New Guy’s new name is … Alden! Voters overwhelmingly chose the name for UC Berkeley’s new male peregrine falcon over eight others in a Cal Falcons contest that ended Sunday at noon.
Alden, who swooped in as a mate for Annie, Berkeley’s female falcon, after the death on March 31 of her longtime mate, Grinnell, is named for Alden Miller (1906-1965), an American ornithologist and Berkeley alumnus. Miller succeeded Joseph Grinnell as director of the campus’s Museum of Vertebrate Zoology. Grinnell was the museum’s first director; Grinnell the falcon was named after him.
The name Alden “was ahead by a substantial margin for the entirety of the voting period,” said Lynn Schofield, an ornithologist with Cal Falcons. “I think people like the name because of its relationship with Grinnell’s (name). Alden Miller was Joseph Grinnell’s student and successor, so the name Alden is partially paying homage to Grinnell’s legacy.
“As endearing as the new guy is, we still miss Grinnell. I’m really happy with the name choice.”
A surprisingly large number of people, 9,478, voted in the contest, and that’s more than took part in any of the contests since 2017 to name Annie and Grinnell’s 13 chicks, said Sean Peterson, also a Cal Falcons ornithologist. The most votes ever gathered in a chick naming contest was 3,745.
The name Alden got 29% of the vote. The second most popular name was Lou (17%), then Archie (12%), Savio (8%), Takaki (8%), Ed (8%), Ned (7%), Morgan (6%) and Calvin (5%).
About 1,000 members of the public suggested names for the falcon, who had been nicknamed New Guy, then the list was pared down to nine names by 12 biologists and volunteers from Cal Falcons.
“The names selected for the voting are a really good representation of UC Berkeley people who have made a difference,” said Mary Malec, a raptor expert with Cal Falcons. “And it’s clear we will have relevant UC Berkeley-related names to choose from in the future.”
Peterson said that the drama around Grinnell’s death and the sudden appearance of Alden caring for Annie’s eggs in the nest atop the Campanile “has massively increased interest” in Berkeley’s falcons.

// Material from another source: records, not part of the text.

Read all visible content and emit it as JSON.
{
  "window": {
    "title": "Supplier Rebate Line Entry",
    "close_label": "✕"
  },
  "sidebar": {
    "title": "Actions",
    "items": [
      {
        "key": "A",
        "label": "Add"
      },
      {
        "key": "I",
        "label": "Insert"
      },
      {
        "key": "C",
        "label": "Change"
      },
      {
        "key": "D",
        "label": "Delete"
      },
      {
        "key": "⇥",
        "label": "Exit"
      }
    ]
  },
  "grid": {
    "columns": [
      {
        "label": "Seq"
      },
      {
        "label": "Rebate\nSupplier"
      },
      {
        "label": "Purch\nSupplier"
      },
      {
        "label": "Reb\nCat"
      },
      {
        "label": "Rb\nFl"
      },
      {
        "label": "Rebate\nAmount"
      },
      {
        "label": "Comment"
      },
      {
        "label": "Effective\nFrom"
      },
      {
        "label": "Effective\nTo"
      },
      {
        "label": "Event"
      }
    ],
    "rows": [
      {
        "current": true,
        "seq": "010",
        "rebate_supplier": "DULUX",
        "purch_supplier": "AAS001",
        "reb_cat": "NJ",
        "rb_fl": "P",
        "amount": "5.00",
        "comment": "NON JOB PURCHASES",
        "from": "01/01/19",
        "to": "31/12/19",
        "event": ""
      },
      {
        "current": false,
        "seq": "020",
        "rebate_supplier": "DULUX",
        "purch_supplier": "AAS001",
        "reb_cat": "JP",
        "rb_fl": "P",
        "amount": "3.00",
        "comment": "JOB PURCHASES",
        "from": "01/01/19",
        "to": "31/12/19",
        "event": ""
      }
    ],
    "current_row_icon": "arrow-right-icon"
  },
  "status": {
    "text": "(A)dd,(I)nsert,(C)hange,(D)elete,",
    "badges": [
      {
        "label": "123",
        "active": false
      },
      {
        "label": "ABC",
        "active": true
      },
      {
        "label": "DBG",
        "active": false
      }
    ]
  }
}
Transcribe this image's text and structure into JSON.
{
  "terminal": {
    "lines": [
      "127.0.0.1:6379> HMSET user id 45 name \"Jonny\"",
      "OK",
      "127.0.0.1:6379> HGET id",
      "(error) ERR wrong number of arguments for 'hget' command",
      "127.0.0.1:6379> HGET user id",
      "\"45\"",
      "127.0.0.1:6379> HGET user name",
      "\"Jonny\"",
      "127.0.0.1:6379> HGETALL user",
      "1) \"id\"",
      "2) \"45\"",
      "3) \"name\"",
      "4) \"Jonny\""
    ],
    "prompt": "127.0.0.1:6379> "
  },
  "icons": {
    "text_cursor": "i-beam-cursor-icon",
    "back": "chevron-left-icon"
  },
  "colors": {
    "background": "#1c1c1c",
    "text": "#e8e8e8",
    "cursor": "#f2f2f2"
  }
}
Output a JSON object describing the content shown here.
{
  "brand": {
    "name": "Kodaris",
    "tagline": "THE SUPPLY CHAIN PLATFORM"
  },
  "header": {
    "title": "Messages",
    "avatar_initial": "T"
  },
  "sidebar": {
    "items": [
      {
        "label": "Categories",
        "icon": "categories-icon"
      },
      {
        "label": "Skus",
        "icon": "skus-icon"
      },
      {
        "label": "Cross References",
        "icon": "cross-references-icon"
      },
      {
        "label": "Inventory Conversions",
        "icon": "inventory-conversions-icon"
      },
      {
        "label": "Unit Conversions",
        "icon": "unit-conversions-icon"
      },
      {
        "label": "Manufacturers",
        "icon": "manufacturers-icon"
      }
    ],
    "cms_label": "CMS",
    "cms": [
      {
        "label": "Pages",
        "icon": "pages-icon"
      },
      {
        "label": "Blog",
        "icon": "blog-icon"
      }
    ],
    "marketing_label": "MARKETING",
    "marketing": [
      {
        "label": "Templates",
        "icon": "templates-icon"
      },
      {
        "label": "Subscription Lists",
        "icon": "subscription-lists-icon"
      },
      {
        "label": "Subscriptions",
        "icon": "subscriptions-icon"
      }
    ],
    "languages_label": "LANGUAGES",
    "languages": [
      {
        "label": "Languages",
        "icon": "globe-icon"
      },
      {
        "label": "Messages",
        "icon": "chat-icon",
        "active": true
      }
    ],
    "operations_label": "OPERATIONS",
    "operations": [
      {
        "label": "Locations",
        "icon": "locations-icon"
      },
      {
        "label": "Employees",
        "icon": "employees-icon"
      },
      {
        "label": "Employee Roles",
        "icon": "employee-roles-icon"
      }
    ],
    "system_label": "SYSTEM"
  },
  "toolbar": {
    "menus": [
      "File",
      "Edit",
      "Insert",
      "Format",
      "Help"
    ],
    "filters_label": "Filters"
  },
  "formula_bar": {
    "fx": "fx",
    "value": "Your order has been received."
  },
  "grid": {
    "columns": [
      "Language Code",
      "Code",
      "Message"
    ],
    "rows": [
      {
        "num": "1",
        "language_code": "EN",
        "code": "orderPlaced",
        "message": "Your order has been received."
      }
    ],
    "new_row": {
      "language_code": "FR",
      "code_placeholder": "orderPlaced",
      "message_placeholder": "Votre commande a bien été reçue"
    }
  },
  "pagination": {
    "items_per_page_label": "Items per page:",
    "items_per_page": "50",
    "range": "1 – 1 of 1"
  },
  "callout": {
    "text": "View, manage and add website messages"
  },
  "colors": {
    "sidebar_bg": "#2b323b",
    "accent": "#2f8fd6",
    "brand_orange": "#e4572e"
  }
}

“People are definitely becoming more engaged in the story of these falcons than ever before,” agreed Schofield. “Aside from simply seeing greater numbers of people tuning into Cal Falcons over the last couple of months, and the media attention they’ve attracted, we are hearing directly from people about how they relate to what’s happening.
“People really mourned Grinnell’s loss, and a memorial was organically created as people left flowers, notes, art and tokens at the base of the tower.” She said people also shared their own artwork honoring Grinnell through Cal Falcons’ social media channels.
Cal Falcons’ T-shirts still depict Annie and Grinnell, and “we plan on keeping that going for the rest of the season,” said Peterson. “As usual, all proceeds go to support streaming, education, outreach and research.”
Peterson said that Cal Falcons likely will hold a livestreamed Q&A this Friday, April 22, at 12 noon Pacific time and another on Friday, May 6 — the day the eggs are expected to begin to hatch — at 3 p.m. More information will be on the Cal Falcons website.
Up in the nest, Annie and Alden have been taking turns incubating the eggs, and Alden often hunts at night, bringing a lot of shorebirds to Annie for meals. Shortly after his arrival at the bell tower, Alden also began driving off intruding falcons trying to encroach on the Berkeley falcons’ territory.
“This new male is working to provide for his new family and to defend their home, even with a significant injury, and his injury doesn’t really seem to hold him back,” said Schofield, referring to Alden’s injured left foot.
“From the outside, it seems like everything is going well,” she said. “It’s been refreshingly uneventful, and I hope it stays that way until the eggs hopefully hatch.”